Given records →
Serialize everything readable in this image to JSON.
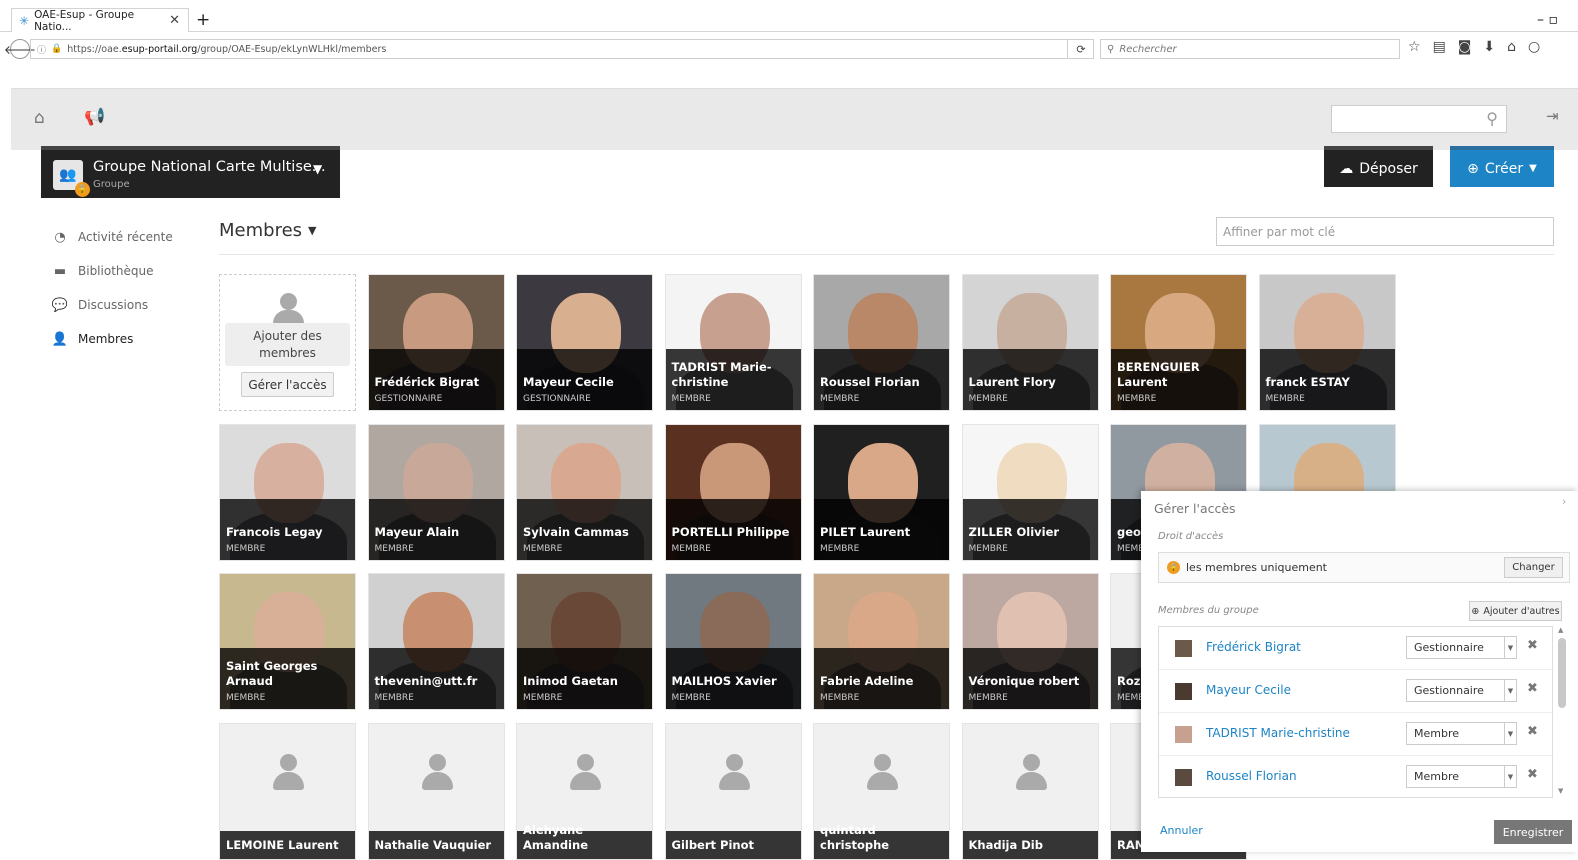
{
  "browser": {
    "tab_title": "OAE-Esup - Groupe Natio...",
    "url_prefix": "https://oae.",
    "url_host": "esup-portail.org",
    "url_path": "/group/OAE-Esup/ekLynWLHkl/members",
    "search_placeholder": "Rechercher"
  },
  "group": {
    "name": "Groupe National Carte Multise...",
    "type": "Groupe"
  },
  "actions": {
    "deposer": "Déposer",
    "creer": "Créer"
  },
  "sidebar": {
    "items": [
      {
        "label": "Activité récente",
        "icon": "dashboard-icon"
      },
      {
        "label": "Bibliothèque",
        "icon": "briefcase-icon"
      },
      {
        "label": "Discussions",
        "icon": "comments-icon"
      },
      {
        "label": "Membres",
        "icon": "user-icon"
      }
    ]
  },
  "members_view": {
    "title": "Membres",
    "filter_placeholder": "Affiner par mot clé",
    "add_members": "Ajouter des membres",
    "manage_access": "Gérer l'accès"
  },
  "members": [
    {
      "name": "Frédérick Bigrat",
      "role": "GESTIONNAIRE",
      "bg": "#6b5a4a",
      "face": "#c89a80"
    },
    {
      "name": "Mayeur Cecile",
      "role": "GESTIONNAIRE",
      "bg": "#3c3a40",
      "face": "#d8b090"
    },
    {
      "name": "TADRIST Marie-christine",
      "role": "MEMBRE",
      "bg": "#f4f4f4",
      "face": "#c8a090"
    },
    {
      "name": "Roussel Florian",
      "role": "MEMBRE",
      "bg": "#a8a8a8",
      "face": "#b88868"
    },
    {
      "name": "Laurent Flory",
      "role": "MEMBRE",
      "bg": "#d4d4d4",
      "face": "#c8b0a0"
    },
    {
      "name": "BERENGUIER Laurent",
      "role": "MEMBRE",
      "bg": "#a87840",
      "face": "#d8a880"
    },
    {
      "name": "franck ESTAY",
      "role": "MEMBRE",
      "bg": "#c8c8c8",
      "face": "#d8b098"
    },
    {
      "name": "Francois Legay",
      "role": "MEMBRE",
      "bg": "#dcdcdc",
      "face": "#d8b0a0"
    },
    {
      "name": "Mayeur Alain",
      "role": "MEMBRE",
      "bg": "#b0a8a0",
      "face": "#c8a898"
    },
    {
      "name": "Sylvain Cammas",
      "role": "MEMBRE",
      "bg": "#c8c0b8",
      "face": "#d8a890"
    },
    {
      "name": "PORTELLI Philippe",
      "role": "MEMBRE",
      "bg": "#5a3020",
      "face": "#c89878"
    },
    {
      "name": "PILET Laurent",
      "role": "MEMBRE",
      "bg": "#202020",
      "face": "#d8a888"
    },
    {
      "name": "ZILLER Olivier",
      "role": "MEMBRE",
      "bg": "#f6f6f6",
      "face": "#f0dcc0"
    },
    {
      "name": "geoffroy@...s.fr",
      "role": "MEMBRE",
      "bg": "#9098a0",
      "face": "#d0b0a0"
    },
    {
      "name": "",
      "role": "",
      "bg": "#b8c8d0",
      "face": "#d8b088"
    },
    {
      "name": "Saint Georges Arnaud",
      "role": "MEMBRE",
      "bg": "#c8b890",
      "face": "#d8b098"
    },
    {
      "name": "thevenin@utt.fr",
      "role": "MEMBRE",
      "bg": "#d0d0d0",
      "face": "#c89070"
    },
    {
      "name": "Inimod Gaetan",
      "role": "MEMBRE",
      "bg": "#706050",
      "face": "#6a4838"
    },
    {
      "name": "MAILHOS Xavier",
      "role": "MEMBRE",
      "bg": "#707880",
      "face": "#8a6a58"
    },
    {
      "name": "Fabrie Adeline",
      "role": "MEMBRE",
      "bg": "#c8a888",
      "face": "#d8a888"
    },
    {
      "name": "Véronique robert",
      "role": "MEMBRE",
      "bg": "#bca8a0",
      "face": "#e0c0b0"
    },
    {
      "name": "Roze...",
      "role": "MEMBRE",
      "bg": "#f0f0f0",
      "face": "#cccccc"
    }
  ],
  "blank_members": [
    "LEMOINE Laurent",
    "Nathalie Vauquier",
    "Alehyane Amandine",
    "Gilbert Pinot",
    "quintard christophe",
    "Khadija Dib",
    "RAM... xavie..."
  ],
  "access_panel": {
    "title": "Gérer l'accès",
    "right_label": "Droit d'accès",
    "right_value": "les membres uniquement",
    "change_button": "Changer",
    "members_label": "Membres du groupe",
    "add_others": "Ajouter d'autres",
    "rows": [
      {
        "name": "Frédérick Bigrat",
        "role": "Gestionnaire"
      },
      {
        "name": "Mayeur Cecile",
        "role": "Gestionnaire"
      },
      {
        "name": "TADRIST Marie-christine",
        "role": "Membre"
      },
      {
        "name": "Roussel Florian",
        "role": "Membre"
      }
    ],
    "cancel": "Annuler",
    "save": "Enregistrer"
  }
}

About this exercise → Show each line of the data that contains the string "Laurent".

Answer box →
      "name": "Laurent Flory",
      "name": "BERENGUIER Laurent",
      "name": "PILET Laurent",
    "LEMOINE Laurent",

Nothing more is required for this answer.